Our trouble is that we drink too much tea. I see in this the slow revenge of the Orient, which has diverted the Yellow River down our throats.
She was a handsome woman of forty-five and would remain so for many years.
What a grand, higgledy-piggledy, sensible old place Norwich is!
Production goes up and up because high pressure advertising and salesmanship constantly create new needs that must be satisfied: this is Admass- a consumer's race with donkeys chasing an electric carrot.
In plain words: now that Britain has told the world that she has the H-Bomb she should announce as early as possible that she has done with it, that she proposes to reject in all circumstances nuclear warfare.
If there is one thing left that I would like to do, it's to write something really beautiful. And I could do it, you know. I could still do it.
Childhood, catching our imagination when it is fresh and tender, never lets go of us.
In a matriarchy men should be encouraged to take it easy, for most women prefer live husbands to blocks of shares and seats on the board.
We must beware the revenge of the starved senses, the embittered animal in its prison.
We should like to have some towering geniuses, to reveal us to ourselves in colour and fire, but of course they would have to fit into the pattern of our society and be able to take orders from sound administrative types.
Perhaps it would be better not to be a writer, but if you must, then write.
Depending upon shock tactics is easy, whereas writing a good play is difficult. Pubic hair is no substitute for wit.
Marriage is like paying an endless visit in your worst clothes.
There can be no doubt that smoking nowadays is largely a miserable automatic business. People use tobacco without ever taking an intelligent interest in it. They do not experiment, compare, fit the tobacco to the occasion. A man should always be pleasantly conscious of the fact that he is smoking.
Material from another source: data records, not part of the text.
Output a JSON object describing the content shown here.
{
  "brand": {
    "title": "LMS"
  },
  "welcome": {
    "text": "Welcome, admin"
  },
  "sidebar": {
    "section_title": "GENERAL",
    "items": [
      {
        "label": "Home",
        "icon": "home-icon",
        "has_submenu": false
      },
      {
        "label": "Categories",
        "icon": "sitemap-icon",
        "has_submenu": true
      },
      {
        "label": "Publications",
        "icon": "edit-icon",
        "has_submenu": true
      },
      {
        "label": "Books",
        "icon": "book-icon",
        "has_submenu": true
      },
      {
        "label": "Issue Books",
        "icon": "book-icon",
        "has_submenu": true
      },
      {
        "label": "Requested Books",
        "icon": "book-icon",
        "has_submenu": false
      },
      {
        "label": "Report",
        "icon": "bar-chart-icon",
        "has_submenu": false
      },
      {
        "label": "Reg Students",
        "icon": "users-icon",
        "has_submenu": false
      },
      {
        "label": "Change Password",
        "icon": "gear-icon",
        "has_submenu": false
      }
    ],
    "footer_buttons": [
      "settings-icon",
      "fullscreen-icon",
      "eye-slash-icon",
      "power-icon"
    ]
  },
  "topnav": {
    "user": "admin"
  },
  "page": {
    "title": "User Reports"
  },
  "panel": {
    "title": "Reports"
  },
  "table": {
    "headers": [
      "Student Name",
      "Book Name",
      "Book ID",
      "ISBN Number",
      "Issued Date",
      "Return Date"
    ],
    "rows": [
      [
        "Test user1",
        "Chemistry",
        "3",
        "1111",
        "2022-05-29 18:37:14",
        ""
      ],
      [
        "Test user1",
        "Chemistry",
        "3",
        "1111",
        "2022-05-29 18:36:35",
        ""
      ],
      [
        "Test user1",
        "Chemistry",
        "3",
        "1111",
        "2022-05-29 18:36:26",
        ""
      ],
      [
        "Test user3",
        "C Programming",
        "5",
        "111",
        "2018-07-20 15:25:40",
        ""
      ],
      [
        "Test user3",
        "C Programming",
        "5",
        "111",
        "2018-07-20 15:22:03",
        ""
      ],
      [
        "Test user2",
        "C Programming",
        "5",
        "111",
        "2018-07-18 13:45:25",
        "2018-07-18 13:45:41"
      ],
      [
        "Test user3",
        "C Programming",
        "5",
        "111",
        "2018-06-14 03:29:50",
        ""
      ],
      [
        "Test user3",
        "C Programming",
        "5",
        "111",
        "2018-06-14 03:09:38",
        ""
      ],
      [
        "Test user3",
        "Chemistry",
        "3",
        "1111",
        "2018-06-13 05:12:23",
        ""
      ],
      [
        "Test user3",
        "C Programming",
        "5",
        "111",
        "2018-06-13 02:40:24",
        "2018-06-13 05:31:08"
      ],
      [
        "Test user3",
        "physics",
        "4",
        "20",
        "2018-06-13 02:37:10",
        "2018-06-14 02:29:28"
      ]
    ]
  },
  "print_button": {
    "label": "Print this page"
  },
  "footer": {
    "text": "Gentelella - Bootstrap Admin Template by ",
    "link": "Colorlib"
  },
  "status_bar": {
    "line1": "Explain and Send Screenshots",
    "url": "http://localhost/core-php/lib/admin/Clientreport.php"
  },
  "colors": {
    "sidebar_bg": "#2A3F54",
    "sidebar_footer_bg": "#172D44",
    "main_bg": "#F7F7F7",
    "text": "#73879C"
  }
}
Our dourest parsons, who followed the nonconformist fashion of long extemporary prayers, always seemed to me to be bent on bullying God.
I never read the life of any important person without discovering that he knew more and could do more than I could ever hope to know or do in half a dozen lifetimes.
Nearly everything possible had been done to spoil the game: the heavy financial interest; the absurd transfer and player-selling system; the lack of any birth or residential qualifications; the absurd publicity given to every feature of it by the press; the monstrous partisanships of the crowds.